Look through the data and write out every line with the word "icon" in it.

————

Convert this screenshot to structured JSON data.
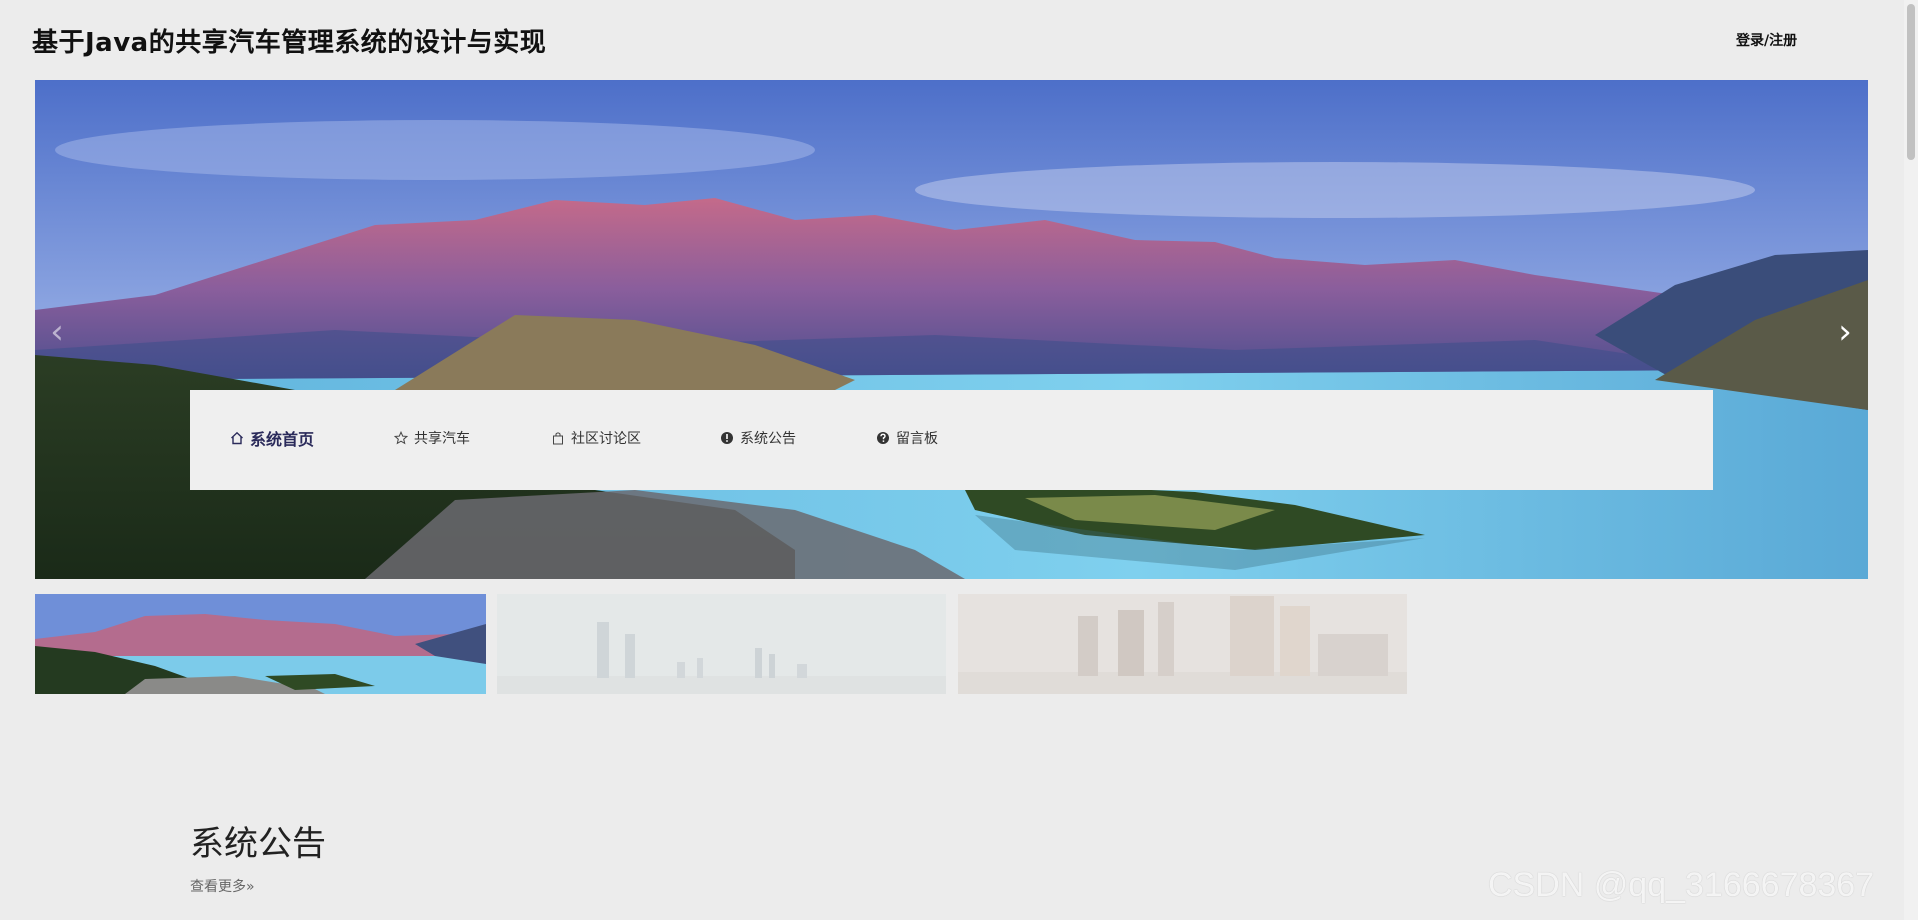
{
  "header": {
    "site_title": "基于Java的共享汽车管理系统的设计与实现",
    "login_label": "登录/注册"
  },
  "banner": {
    "prev_icon": "chevron-left-icon",
    "next_icon": "chevron-right-icon",
    "prev_glyph": "‹",
    "next_glyph": "›"
  },
  "nav": {
    "items": [
      {
        "label": "系统首页",
        "icon": "home-icon"
      },
      {
        "label": "共享汽车",
        "icon": "star-icon"
      },
      {
        "label": "社区讨论区",
        "icon": "bag-icon"
      },
      {
        "label": "系统公告",
        "icon": "exclamation-circle-icon"
      },
      {
        "label": "留言板",
        "icon": "question-circle-icon"
      }
    ]
  },
  "notice": {
    "title": "系统公告",
    "more_label": "查看更多»"
  },
  "watermark": "CSDN @qq_3166678367",
  "colors": {
    "background": "#ececec",
    "nav_bg": "#efefef",
    "nav_active": "#2a2a5a"
  }
}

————

* [ANSWER TO THIS EXERCISE]
    "prev_icon": "chevron-left-icon",
    "next_icon": "chevron-right-icon",
        "icon": "home-icon"
        "icon": "star-icon"
        "icon": "bag-icon"
        "icon": "exclamation-circle-icon"
        "icon": "question-circle-icon"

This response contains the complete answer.